We have now completed our journey through the Bible’s treatment of war and peace. We began with the Edenic ideal. When God created humans, he placed them into a peaceful, nonviolent world. Genesis describes that world as so peaceful that not even the animals shed blood. All were vegetarians.
References to: pacifism
Hebrews 11, these all had faith
Sometimes we hear the argument that those who defend with lethal weapons lack faith. If only they had more faith in God, he would deliver them without their need to fight. Or if they died, God would deliver them in the resurrection of the just.
No pacifists were among the Old Testament righteous. In the law, loving neighbor did not exclude all possibility of killing neighbor. Neighbors who committed certain crimes were put to death. Warfare itself was at times an expression of faith and love for God. The idea that love, faith and war are inherently in conflict and mutually exclude one another is not an Old Testament idea. The Mosaic blessings for obedience to God did not bring freedom from war, but victory in war. In the Old Testament, God is the great warrior who trains, leads and fights alongside his human servants.
The Sermon on the Plain
The Sermon on the Plain is quite similar to the Sermon on the Mount. Some conclude that the two sermons are differing accounts of the same event. Supposedly the Gospels portray them as two because of the diverging oral traditions that circulated in the early church. These diverging traditions were sources for the Gospels. Yet having preached two slightly different sermons on the same subject in two different congregations, I see no reason to reject the apparent testimony of Matthew and Luke that we are dealing with two sermons there as well.
The Sermon on the Mount
If Christian pacifism has a basis, it must be found in the New Testament. Yet to posit such a claim, Christian pacifists must show that New Testament ethics radically depart from Old Testament ethics.
During the American Civil War, Sabbatarian Adventists in the state of Iowa petitioned their state legislature for official recognition as a pacifist church. They wanted the legislature to recognize their pacifist convictions to help protect the church's young men from the draft. Their action provoked the Sabbatarian Adventist movement as a whole to quickly become pacifist, despite their obvious sentiments for a Union victory.
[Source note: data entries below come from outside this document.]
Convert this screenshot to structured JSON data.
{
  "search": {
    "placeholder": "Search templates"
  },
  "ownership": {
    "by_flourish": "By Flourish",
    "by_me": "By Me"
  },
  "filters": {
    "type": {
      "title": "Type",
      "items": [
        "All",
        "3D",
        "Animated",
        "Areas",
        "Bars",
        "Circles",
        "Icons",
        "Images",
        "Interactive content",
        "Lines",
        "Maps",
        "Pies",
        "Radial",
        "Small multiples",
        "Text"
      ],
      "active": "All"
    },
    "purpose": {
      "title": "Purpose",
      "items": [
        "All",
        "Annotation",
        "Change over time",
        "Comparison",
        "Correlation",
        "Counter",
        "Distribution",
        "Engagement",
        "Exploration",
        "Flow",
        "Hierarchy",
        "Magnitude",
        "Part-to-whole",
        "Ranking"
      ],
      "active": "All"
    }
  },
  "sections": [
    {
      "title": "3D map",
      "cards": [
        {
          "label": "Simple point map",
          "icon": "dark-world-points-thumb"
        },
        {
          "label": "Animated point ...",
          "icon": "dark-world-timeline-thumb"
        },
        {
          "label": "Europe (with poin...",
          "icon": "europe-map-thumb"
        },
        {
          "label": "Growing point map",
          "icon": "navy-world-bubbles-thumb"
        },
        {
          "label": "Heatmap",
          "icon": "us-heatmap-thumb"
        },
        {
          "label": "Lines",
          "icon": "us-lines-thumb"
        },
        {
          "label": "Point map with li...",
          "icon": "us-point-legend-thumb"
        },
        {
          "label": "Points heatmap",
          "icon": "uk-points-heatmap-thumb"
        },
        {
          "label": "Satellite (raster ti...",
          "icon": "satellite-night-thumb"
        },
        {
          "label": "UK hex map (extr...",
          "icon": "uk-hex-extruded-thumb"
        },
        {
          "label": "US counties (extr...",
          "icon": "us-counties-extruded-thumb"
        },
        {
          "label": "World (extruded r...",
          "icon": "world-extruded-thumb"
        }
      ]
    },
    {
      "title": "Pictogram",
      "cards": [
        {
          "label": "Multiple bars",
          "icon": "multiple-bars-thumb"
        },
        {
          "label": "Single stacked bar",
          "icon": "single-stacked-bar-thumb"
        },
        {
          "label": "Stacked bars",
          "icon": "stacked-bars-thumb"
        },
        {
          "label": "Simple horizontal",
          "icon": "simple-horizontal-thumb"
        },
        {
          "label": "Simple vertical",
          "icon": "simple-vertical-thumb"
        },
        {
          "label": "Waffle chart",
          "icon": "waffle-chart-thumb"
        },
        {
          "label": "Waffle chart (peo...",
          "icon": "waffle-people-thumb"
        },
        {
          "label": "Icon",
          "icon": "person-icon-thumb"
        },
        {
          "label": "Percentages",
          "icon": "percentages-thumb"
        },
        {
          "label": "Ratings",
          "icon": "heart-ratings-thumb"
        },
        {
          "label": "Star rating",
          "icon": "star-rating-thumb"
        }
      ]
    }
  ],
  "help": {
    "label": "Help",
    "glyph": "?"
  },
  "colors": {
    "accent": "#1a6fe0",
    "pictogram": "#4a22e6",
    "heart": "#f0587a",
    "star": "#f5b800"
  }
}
In the wars that followed, members of the Seventh-day Adventist Church and Church of God (Seventh Day) continued their pacifist tradition.